Since getting my new tripod a few weeks ago, I have been trying out night photography. A few times I have been happy with the results, but often I find that photos are grainier or blurrier than I'd like. I have made sure to turn off image stabilizer and turned the ISO to 100. I'm fairly confident that my tripod is not moving, and I have the camera set to a timer. Are there other issues that might be causing graininess or bluriness? For example, in the following photo:
It's a little harder to tell at smaller sizes, but at full size it's clearly very grainy and slightly blurry. Is it simply the conditions, or is there more to it than that? Thanks for any help or tips!
I think the reason for the grain is that a lot of the dark areas are under exposed, including the tower.
The exif data shows ISO to be 800
Try shooting at minimum ISO.
Re the softness
(1) Do you have a filter on the lens?
If so remove it.
(2) Are you using a lens hood? (helps reduce image degradation caused by flare).
(3) How are you focussing (do you get a focus confirmation light?
(4) Are you using mirror lock up?
(5) What was the atmosphere like (perfectly clear or hazy/polluted).
(6) Are you shooting RAW?.
(7) Are you using noise reduction when PPing.
(8) Are you sharpening when Pping?
Thank you for your reply, Richard!
First off, you'll have to forgive. I had forgotten that toward the end of my experiment, I did shoot a few photos at 800 iso without a tripod, to see how they would come out. Here is the best I could come up with at 100 iso. As you can see, still fairly noisy and blurry:
To answer your questions:
1. No filter on
2. I did have a lens hood on
3. I was using auto focus a few times and manual a few times. I'm fairly new to photography and don't quite trust my manual focusing abilities yet, but auto was having a very hard time that night.
4. No mirror lockup. Should I have this on?
5. There was a very small amount of fog in the air. I thought this perhaps contributed to the problems?
6. High quality JPEG. Should I switch to RAW?
7. I didn't do any noise reduction. I will read up on how to do this.
8. I did a bit of sharpening.
It looks like a might have a few issues going on that I need to look into. Thanks again for your input!
With focussing in the dark.
Centre focus point only active.

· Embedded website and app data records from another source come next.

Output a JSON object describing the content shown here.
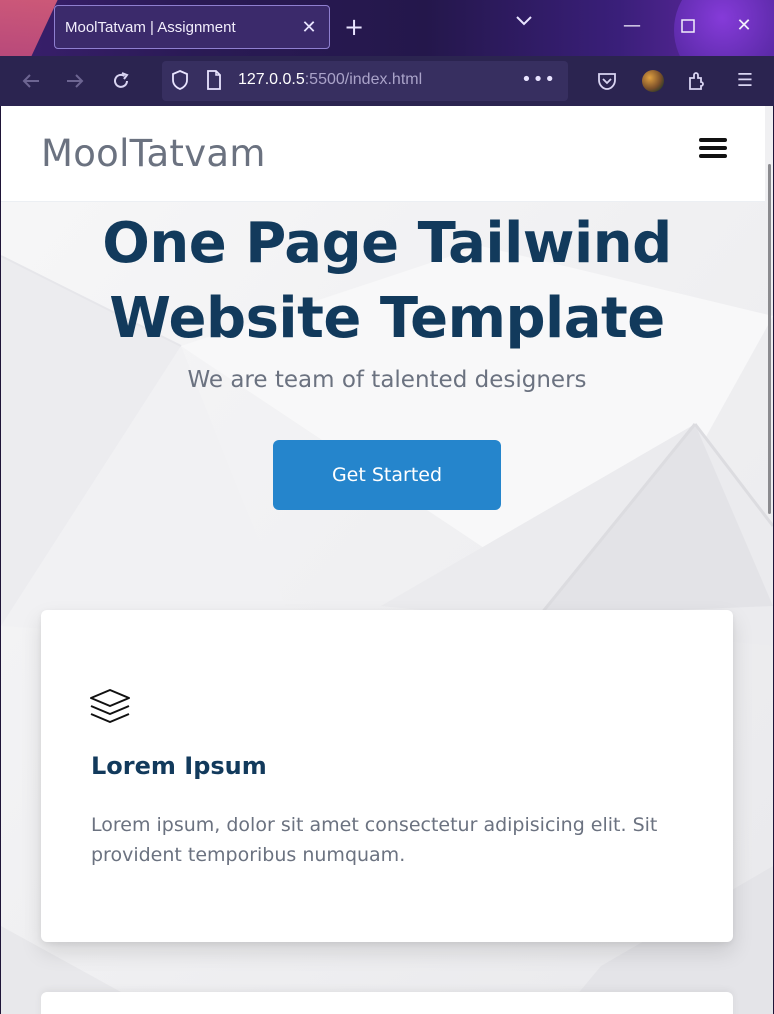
{
  "browser": {
    "tab_title": "MoolTatvam | Assignment",
    "url_host": "127.0.0.5",
    "url_rest": ":5500/index.html",
    "icons": [
      "back-arrow-icon",
      "forward-arrow-icon",
      "reload-icon",
      "shield-icon",
      "page-icon",
      "more-icon",
      "pocket-icon",
      "account-icon",
      "extensions-icon",
      "menu-icon"
    ]
  },
  "site": {
    "brand": "MoolTatvam",
    "hero": {
      "title": "One Page Tailwind Website Template",
      "subtitle": "We are team of talented designers",
      "cta": "Get Started"
    },
    "features": [
      {
        "icon": "layers-icon",
        "title": "Lorem Ipsum",
        "text": "Lorem ipsum, dolor sit amet consectetur adipisicing elit. Sit provident temporibus numquam."
      }
    ]
  },
  "colors": {
    "heading": "#123a5c",
    "muted": "#6b7280",
    "cta": "#2585cc",
    "browser_bg": "#2b2450"
  }
}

One shot focusing.
Pick an are of contrast to focus on (like the number on a tail)
Partly depress the shutter button and rack the lens back and forth as sharpness changes a little in the viewfinder . You will see the focus light toggling on & off as it acquires focus.
If you change the focal length the focus may shift a little.

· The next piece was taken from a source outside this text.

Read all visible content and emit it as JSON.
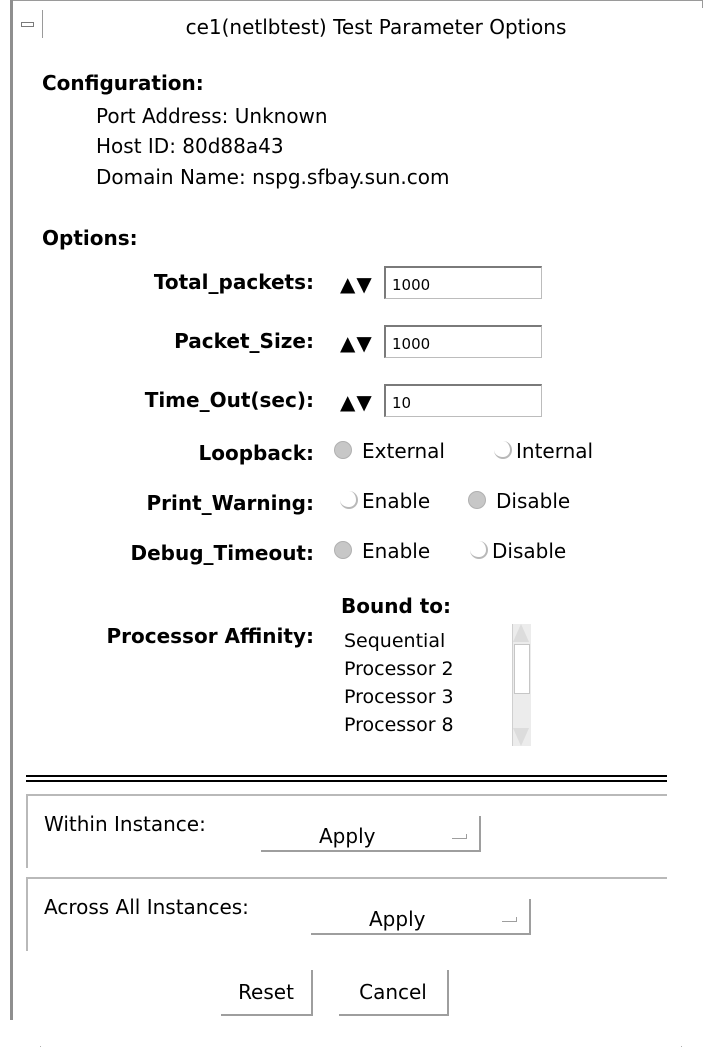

Also try shooting around f8-f11 as this will give you a little more DOF and your lens will probably be sharper.
Long exposure tends to amplify any noise from your sensor. I'd try using long-exposure noise reduction if you didn't here. (1.6 seconds is kind of short for that to be an issue, but it's worth a try.)
And make sure that you're not increasing the exposure of the photo in post, as that will amplify random effects at the bottom of the sensitivity scale and result in noise.
Assuming a crop-sensor Canon (since you had autofocus troubles ) and assuming that you didn't crop the frame before posting, it looks like you were around 3500' (a bit more than 1000m) away from the subjects. At that distance, depth of field should be a non-factor, since you're about triple the hyperfocal distance.
The building isn't moving but it's still out of focus, so subject movement is out, too.
That leaves missed focus, camera movement, and air turbulence.
For the first, do what Richard said. (You might also consider manually focusing with live view zoomed in tight).
For camera movement, 1.6sec is in the range where mirror slap could be a problem, so mirror lockup is a good idea (use a remote trigger of some sort). Consider how sturdy your tripod is; at that focal length, even a little bit of movement is likely to show up in frame. And even a very sturdy tripod can show movement if you have wind.
For air turbulence (usually seen when the ground is a very different temperature than the air), come back another day. (Sorry.)